A Natural Idea

A word in a language is a label to which we assign a definition. These definitions may be physical or abstract, but in a programming languages: a definition is a piece of code.

let id = λx . x - We are fitting the label "id" to the definition λx . x

Words in natural languages may have more than one definition. When using these words in conversation however, typically only one definition is intended by the speaker. The definitions and names we use in conversation are set by the context of the conversation to which the speaker hopes the listener has deduced correctly.

Contexts also exist in programming languages. Namespaces, modules, classes. Unlike real conversation where contexts can be deduced from various cues, computers need to know exactly what definition a label corresponds to and can't just "figure it out" (yet). A context in a programming language is meticulously organized hierarchy of modules. When using these modules, programmers have to specifically import names into the context of their code, requiring the programmer to keep in their head where in the module hierarchy all the names they need to use are.

Contrast this to how we deal with context in natural languages, where when starting a conversation, we assume don't assume what the single definition of a given word will be without first inferring a context from surrounding cues.

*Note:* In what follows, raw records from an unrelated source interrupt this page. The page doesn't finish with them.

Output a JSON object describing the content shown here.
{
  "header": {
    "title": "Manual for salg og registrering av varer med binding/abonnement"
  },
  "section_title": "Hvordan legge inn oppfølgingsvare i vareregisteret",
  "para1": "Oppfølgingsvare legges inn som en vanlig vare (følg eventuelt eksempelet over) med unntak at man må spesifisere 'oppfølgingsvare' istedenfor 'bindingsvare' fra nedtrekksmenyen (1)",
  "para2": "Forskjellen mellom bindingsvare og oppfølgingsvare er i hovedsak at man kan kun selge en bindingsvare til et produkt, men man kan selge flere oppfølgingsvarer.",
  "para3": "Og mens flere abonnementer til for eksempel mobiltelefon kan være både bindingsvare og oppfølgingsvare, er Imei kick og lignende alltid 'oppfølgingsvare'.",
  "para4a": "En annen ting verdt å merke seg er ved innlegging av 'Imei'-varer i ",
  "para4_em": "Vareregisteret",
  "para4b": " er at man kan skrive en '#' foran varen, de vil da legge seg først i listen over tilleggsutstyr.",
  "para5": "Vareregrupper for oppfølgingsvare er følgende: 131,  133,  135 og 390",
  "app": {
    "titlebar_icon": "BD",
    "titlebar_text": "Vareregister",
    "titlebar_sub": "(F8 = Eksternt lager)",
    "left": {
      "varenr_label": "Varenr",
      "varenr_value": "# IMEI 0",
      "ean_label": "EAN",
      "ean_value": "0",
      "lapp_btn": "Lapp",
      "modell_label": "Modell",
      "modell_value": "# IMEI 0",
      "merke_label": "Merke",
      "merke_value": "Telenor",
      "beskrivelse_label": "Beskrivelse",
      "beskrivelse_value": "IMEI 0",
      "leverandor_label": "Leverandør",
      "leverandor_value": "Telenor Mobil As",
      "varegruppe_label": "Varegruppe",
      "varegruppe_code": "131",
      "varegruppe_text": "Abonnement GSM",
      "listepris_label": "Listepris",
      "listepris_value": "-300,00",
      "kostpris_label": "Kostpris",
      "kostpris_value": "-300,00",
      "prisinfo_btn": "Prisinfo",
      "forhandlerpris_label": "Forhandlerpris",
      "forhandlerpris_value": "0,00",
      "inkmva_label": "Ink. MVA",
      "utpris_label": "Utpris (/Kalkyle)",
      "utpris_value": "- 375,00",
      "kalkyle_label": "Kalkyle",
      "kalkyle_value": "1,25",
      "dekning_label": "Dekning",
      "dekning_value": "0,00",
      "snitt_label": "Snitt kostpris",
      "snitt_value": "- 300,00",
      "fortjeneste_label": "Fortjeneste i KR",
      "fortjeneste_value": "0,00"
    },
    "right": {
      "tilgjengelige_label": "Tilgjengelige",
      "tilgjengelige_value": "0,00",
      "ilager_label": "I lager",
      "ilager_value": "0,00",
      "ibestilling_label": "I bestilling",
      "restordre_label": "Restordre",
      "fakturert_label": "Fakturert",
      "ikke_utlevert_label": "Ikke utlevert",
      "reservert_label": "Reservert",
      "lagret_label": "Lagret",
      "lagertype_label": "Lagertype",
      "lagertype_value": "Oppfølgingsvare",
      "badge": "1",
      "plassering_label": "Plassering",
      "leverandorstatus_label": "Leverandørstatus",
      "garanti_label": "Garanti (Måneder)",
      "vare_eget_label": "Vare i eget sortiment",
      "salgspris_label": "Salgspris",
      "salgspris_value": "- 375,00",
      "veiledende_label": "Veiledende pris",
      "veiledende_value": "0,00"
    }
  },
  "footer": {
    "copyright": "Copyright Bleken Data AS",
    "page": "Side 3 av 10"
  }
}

For example if we are talking garnishing food, you might be referring to adding things whereas if we are talking about garnishing wages, we are talking about taking away. This is the way our brains are used to dealing with context, so it puts a special strain on the programmer where a complex pre-defined hierarchy must be memorized to actually program effectively.

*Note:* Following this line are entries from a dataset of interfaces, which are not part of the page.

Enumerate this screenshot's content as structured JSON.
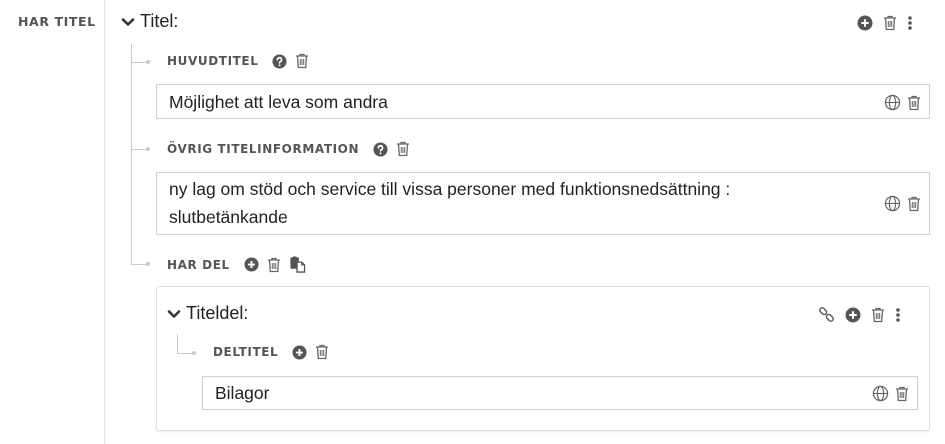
{
  "left_label": "HAR TITEL",
  "title_block": {
    "heading": "Titel:",
    "huvudtitel": {
      "label": "HUVUDTITEL",
      "value": "Möjlighet att leva som andra"
    },
    "ovrig": {
      "label": "ÖVRIG TITELINFORMATION",
      "line1": "ny lag om stöd och service till vissa personer med funktionsnedsättning  :",
      "line2": "slutbetänkande"
    },
    "har_del": {
      "label": "HAR DEL",
      "card": {
        "heading": "Titeldel:",
        "deltitel": {
          "label": "DELTITEL",
          "value": "Bilagor"
        }
      }
    }
  },
  "icons": {
    "add": "plus-circle-icon",
    "delete": "trash-icon",
    "more": "more-vertical-icon",
    "help": "question-circle-icon",
    "language": "globe-icon",
    "link": "link-icon",
    "paste": "paste-icon",
    "expand": "chevron-down-icon"
  },
  "colors": {
    "icon": "#666666",
    "label": "#555555",
    "text": "#222222",
    "border": "#cfcfcf",
    "tree": "#c9c9c9"
  }
}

The goal: Remove this burden on the programmer by resolving names from the context of the program.


A perfect way to model resolving from contexts is to use a knowledge graph. A name may resolve to many different expressions, but the scope of possibilities may be restricted further by the context of the types of surrounding types or specifically declared contexts.


Names and programs in Disp are separate, this is so that alpha-equivalence is preserved and so that the same program may be able to named differently by different people.

A program is represented by an Expr. A Named program is represented by a NamedExpr

fn main() {
enum Expr {
	Abs { binding: Binding, expr: Expr },
	App { func: Expr, args: Expr }
struct NamedExpr {
	name: String,
	expr: NameTree,
enum NameTree {
	Abs { bind_name: String, expr: NameTree }, // For Abs and Pi binding
	App { left: NameTree, right: NameTree } // For App